TV3's decision to extend Ireland AM to a 7 day week seems a strange move. Really what's the highest level of audience that these shows can achieve on a Saturday and Sunday morning? 45,000 viewers? This compares to 400,000 viewers TV3 had for Coronation Street. Indeed the same type of show (The Seven O'Clock Show) only achieves 45,000 viewers in prime time. These are the same old type of in studio programming that TV3 churn out every day of the week, it provides little risk and absolutely no access to new talent for Audiences. TV3 in its recent upfronts announced 2 possible shows, as they did with Blind Date and Gogglebox this time last year.
RTÉ One's has become Repeat Television Éireann with more than 5 of its top twenty programmes being repeats. Repeats aren't a bad thing but RTÉ One fails to understand that audiences won't stay for lifestyle repeats. RTÉ rarely if ever repeat Drama, a fairly repeatable type of programme. How many times have you seen Batchelor's Walk repeated on RTÉ, I'd say you'd be lucky to be able to say twice. Name any drama produced in the last 10 years that has been repeated as many times as Super Gardens. RTÉ One has some great imports but unfortunately gets them too late or just won't air them in prime time, take for example the excellent BBC drama Silk.

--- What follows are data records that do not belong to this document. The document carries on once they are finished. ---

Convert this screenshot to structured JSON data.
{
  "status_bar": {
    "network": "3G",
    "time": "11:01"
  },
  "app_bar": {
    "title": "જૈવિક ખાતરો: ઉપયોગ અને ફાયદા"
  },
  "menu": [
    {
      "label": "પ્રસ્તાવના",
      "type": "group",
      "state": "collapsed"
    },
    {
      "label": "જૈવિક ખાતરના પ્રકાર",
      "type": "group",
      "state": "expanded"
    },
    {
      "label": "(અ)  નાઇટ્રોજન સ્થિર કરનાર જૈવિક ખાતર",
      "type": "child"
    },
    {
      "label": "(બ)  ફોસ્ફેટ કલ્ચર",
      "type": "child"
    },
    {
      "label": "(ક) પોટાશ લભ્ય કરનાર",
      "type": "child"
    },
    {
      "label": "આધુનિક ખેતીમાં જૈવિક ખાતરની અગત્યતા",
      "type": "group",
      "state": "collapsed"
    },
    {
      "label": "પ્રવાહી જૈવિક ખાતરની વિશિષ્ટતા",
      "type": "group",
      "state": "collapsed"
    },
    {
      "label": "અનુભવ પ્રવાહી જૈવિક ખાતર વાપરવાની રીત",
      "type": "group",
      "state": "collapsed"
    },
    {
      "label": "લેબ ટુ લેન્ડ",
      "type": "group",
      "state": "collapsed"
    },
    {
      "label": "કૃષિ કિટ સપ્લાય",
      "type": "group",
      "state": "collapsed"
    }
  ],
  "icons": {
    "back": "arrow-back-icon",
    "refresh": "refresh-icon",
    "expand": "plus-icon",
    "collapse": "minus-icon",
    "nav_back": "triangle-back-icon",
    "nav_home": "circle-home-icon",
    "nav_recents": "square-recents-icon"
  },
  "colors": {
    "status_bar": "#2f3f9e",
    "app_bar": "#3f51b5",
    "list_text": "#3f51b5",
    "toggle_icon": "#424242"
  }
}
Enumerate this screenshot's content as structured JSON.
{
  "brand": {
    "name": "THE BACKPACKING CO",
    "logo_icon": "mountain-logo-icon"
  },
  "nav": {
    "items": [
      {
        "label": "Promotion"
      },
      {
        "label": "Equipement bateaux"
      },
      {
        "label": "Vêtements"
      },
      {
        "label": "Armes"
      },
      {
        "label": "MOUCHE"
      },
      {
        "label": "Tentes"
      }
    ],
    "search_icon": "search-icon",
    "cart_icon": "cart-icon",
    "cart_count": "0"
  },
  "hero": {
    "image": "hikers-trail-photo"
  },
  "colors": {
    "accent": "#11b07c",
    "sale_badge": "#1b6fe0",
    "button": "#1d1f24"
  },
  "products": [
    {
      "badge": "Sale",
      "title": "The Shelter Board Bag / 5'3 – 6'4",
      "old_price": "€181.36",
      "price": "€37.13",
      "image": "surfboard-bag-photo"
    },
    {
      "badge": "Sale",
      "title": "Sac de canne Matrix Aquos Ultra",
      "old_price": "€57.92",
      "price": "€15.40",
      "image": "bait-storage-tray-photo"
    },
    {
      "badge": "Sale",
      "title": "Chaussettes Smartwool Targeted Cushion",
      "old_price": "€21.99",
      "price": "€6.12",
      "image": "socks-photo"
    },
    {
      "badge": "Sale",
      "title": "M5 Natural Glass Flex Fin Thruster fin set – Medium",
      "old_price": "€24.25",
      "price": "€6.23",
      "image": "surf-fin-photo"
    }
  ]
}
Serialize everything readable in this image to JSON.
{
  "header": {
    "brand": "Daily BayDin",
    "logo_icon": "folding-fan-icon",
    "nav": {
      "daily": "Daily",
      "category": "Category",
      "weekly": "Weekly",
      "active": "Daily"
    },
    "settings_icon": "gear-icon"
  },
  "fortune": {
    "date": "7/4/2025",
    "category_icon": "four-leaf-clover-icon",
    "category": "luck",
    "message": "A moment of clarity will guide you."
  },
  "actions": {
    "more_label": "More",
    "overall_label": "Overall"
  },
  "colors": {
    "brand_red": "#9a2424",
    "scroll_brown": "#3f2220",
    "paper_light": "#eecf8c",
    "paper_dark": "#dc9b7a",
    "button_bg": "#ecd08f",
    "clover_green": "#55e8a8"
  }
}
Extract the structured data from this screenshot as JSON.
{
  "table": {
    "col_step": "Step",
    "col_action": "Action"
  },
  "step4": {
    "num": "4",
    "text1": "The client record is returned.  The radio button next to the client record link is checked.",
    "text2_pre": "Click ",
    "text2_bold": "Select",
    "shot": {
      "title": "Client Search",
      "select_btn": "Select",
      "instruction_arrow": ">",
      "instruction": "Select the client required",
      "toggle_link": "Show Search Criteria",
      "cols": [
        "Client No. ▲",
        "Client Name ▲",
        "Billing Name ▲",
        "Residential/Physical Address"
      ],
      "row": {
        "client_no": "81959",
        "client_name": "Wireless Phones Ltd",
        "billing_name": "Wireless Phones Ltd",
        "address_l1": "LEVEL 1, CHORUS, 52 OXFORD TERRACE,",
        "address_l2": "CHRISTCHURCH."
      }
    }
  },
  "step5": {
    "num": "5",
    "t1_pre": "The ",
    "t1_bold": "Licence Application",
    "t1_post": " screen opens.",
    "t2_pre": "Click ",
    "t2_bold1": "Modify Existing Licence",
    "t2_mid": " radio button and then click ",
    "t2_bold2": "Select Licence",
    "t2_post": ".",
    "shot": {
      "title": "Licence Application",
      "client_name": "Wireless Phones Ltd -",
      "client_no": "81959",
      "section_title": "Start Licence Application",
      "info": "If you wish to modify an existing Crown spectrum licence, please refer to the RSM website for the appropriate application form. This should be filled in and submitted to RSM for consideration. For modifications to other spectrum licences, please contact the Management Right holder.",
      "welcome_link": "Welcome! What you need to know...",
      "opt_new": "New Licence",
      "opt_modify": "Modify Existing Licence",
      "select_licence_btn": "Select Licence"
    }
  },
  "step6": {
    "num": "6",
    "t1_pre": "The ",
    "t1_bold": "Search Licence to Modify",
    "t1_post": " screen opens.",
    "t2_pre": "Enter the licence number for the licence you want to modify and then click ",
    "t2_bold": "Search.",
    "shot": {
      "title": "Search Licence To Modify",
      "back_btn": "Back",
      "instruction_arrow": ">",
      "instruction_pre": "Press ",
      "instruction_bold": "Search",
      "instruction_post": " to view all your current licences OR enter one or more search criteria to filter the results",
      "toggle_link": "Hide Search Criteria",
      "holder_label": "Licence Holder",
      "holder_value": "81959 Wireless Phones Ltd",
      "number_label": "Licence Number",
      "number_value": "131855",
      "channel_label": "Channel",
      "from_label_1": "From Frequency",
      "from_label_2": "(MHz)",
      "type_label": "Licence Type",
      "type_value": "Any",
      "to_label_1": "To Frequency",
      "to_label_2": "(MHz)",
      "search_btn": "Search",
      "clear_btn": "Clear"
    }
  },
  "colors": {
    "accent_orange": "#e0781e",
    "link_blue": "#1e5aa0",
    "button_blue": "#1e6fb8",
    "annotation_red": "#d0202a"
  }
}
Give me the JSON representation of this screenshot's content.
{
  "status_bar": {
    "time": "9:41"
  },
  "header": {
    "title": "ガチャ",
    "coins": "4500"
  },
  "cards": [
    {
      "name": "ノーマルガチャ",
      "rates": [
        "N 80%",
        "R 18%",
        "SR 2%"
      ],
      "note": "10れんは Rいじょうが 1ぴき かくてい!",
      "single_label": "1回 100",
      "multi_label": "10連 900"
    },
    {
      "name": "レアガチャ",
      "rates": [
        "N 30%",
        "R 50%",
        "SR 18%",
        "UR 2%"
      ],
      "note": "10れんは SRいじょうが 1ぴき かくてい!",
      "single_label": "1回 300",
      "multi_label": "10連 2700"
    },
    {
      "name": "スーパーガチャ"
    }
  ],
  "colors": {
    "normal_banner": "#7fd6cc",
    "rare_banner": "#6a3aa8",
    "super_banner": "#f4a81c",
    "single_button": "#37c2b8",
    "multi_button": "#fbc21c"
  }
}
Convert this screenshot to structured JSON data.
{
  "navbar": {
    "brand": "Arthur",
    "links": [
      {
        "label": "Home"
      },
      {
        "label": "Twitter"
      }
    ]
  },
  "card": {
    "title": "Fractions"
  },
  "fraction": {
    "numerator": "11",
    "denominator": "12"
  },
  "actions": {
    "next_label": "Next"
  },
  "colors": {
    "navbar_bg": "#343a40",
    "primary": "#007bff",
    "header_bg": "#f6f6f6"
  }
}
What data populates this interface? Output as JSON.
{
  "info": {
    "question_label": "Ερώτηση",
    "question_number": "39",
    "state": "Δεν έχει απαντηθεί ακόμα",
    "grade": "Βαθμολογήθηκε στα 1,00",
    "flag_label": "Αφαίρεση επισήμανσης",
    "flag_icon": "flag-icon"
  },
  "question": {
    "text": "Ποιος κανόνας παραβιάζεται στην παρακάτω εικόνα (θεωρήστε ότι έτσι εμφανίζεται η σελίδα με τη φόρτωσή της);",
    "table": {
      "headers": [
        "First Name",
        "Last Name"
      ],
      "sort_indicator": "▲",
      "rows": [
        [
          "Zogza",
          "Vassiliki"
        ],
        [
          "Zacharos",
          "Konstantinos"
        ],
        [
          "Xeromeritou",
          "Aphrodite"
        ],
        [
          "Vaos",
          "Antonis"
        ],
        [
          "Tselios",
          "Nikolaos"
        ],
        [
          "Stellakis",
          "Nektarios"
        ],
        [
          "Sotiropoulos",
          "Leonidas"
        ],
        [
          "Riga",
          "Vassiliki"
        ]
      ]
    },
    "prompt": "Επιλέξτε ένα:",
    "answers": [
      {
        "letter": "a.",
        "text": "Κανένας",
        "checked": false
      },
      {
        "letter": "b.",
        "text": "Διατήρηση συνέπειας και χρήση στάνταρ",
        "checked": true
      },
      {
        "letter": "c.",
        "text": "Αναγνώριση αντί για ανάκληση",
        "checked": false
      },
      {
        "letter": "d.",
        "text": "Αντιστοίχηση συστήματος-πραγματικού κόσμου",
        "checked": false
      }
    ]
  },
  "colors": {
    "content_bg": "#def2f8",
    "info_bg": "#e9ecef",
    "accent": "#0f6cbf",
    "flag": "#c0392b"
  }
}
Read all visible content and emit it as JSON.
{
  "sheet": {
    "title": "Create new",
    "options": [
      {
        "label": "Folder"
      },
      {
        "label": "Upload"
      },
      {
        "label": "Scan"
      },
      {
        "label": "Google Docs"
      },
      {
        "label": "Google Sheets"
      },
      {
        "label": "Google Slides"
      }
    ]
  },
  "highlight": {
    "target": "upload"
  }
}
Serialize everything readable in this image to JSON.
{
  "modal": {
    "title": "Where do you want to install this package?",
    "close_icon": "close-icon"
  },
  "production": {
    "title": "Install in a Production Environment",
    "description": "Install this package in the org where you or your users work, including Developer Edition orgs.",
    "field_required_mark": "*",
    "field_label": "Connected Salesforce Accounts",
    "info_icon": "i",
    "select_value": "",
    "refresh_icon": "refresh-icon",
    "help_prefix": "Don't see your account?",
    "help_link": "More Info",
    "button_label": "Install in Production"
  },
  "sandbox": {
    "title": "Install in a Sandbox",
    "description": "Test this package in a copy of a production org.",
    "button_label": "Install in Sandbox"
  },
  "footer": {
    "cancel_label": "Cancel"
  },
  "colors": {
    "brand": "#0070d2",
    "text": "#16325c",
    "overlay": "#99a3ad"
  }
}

RTÉ2 has lost sport. More competition and the scramble for live sporting events has impacted RTÉ2. TV3, Setanta, TG4 and Sky are all snapping up sporting rights. This coupled with the entry of EuroSport will make for interesting times for RTÉ2. Outside of sport RTÉ2's home produced programming consists mainly of copy-cat BBC Three programming. Lifestyle reality documentaries are on RTÉ2 ad-nauseam, sometime I wonder if they are different programmes or just one long running series. Repeats of Friends in prime time is just devastating the channel, with the repeats not even reaching 40,000 per night. Lack of Irish programming and lack of variety is killing RTÉ2. Though this fails to mention the problems that face TRTÉ the children's strand on the channel, which needs a major overhaul.
UTV Ireland has borne the brunt of the media's attention. Its aim to be the most watched channel seems to be falling flat but in reality that was never going to be the case, even as UTV proper UTV only ever had 10% of the audience far below even the current share for RTÉ One. UTV Ireland's failure is not its older programmes from ITV but its access to newer ITV programmes and its failure to explain these issues to its audience. This isn't just an issue for UTV but for all TV channels. Why does it take so long for new episode of imports to appear on TV in Ireland? Simply the contracts that have been signed with the main broadcasters in the US and in the UK can put a hold of up to a year and a half on some programmes, in an era of on-demand this type of contract with the distributors will have to change or the contract will be become devalued.
TG4 and Setanta Sports are smaller niche channels. TG4's failure to launch new services and to attract an online audiences will be a burden for the Irish Language channel, though it consistently provides strong alternative productions to the all too earnest "big 4". Setanta Sports is lucky to have BT Sport, considering many of its own sporting events are readily available on other free services such as the BBC, RTÉ and TV3.
If any of the channels are to survive they must provide a good service to their audience, the lack of growth is a worrying issue for Irish productions and for Irish jobs. Advertising revenue is down but so too are audience levels meaning in percentage terms more money is leaving the country to opt-out advertisers than 10 years ago. It is all too disappointing to continually see all of the channels courting advertisers rather than their audience.